Maybe the reason that people can't retain any information in an email that's not bolded and in bullet points (and pointed out in a reply) is not only a factor of our busy, fractured mental spaces, but the plain, ugly truth that we're not very good at this higher level of literacy - at communicating and understanding at the level required in a good email.

Now, I don't want you to think I'm some kind of campaigning purist of language. Language, especially the English language, is in a constant state of becoming. It is always transforming, and despite what your grade three English teacher told you, there are no absolutes, no rules. There is no right or wrong in language, because language only exists if two or more people agree on a meaning. The word car only works if the person I'm communicating with shares the same idea of what car means. Spelling changes, meanings change; car could mean anything - the point of slang is that it is a non-traditional use of language shared by a distinct community. And all of this change and diversity makes languages stronger. So I'm not here to put a hate on txts and emoticons, okay? :)

The more we rely on the written word as a society, the more this higher level of literacy comes into play. There are some people (I suggest many, many people) who just don't have the reading and writing skills to truly communicate effectively in email, no matter how relaxed or unhurried they are when they read it.

Our lives are being flooded with email, and some boats just can't rise fast enough to keep up.

Did you see that? Huh? I ended it by referring back to my opening image. Basically, I rock.

Oh, sorry about the New Orleans thing.

Wednesday, September 10, 2008

Stories of my Death and other Exagerations

Waddya at!?

That's how they say hello in Newfoundland!

I view this blog as a I would a child, something to care for and nourish and love and see blossom into its full potential.

Good thing it isn't really a child. Can babies go for a month without eating? I'm no baby expert, but I don't think so. In fact, in my neighbourhood, they can't go four days without a meal at a restaurant. Here's a tip to parents, you may have grown deaf to your baby's screams of displeasure, but they ain't making me enjoy my lamb souvlaki any more. And a tip to babies, it only gets worse from here on in for you, so work harder at enjoying these years of being fed and carried and someone you love carting away your poo.

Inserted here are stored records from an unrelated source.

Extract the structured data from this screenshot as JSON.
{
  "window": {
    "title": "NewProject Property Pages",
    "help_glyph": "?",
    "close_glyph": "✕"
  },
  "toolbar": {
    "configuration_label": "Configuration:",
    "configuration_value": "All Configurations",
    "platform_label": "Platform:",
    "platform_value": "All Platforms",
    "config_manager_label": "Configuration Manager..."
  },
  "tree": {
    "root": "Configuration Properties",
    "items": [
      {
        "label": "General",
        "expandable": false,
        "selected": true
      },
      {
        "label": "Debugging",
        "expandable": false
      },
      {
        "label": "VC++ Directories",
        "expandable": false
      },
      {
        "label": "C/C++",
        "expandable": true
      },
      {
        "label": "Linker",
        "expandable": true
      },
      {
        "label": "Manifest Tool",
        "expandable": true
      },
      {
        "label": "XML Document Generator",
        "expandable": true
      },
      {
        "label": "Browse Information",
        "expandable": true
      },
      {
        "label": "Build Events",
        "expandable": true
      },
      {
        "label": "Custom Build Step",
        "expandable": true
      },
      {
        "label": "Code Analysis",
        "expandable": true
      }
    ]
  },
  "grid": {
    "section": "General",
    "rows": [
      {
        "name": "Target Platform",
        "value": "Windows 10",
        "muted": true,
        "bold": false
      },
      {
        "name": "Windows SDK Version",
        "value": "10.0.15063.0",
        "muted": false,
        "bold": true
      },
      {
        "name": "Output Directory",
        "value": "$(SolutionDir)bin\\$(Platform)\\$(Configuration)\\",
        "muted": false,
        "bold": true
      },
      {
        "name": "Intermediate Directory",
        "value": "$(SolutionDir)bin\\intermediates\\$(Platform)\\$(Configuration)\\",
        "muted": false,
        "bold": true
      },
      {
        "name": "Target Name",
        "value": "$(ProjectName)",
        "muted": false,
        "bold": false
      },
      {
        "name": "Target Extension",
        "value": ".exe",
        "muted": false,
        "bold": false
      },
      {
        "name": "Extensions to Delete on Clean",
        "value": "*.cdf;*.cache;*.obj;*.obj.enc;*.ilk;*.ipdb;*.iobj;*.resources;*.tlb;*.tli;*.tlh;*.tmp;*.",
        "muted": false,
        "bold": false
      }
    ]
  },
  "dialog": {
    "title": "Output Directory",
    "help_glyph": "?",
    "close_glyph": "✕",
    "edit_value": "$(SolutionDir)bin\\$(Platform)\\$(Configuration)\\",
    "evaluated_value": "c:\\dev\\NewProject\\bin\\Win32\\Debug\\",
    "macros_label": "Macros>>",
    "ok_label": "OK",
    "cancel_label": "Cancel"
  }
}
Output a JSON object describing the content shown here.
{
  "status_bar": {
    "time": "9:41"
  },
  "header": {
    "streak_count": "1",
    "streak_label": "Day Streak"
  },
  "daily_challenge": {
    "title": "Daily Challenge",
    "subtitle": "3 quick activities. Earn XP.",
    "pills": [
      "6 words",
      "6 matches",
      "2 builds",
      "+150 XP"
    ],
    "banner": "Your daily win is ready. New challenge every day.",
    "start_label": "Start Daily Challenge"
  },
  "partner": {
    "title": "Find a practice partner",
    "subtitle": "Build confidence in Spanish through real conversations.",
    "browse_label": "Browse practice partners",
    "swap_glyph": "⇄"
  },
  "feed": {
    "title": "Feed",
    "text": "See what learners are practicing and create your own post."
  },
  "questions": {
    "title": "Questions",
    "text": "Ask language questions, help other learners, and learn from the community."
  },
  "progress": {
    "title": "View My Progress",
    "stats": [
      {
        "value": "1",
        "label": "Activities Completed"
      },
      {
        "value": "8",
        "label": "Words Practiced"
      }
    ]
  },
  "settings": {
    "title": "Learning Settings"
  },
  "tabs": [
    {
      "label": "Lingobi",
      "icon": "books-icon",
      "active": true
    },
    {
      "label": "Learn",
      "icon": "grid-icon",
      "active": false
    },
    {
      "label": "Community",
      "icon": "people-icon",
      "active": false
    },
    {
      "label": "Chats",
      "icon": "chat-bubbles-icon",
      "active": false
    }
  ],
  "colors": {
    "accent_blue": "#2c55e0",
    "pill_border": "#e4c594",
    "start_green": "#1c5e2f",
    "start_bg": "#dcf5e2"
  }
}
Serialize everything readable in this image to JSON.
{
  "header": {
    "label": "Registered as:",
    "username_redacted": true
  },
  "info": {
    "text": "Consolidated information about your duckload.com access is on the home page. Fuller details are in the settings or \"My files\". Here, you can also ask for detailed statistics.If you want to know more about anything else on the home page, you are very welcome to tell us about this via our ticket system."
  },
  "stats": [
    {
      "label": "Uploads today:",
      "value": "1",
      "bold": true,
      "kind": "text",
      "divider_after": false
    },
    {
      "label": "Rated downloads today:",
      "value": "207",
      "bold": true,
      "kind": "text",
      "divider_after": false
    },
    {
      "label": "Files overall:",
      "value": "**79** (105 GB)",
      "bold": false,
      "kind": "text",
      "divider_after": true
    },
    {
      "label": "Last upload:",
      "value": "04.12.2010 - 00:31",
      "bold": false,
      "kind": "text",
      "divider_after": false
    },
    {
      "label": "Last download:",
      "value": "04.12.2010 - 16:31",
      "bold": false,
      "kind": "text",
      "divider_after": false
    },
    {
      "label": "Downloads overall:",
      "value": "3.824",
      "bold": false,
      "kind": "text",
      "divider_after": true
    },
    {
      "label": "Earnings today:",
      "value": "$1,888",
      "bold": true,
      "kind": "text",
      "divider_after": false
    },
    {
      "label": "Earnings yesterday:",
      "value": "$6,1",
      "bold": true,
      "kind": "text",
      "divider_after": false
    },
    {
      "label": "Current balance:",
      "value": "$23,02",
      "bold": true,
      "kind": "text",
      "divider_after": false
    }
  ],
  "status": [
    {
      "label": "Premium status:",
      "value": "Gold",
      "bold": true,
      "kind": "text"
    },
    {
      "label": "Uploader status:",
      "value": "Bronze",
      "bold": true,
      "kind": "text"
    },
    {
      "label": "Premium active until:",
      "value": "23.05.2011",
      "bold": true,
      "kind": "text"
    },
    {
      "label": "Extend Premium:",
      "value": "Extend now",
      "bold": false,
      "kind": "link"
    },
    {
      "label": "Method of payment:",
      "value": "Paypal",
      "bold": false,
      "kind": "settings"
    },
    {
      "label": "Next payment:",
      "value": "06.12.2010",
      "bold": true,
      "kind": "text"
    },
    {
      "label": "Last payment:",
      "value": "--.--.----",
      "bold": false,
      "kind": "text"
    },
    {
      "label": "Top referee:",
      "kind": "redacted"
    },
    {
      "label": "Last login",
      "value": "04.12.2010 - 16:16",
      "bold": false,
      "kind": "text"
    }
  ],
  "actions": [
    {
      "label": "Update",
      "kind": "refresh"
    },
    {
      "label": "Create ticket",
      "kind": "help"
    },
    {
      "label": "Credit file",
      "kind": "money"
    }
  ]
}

Anyway, back to me. Yes, I'm a bad blog owner. I'm not sure how of a surprise that might be to my regular readers. Both of you.

In my defense, I've been very lazy. And in Newfoundland.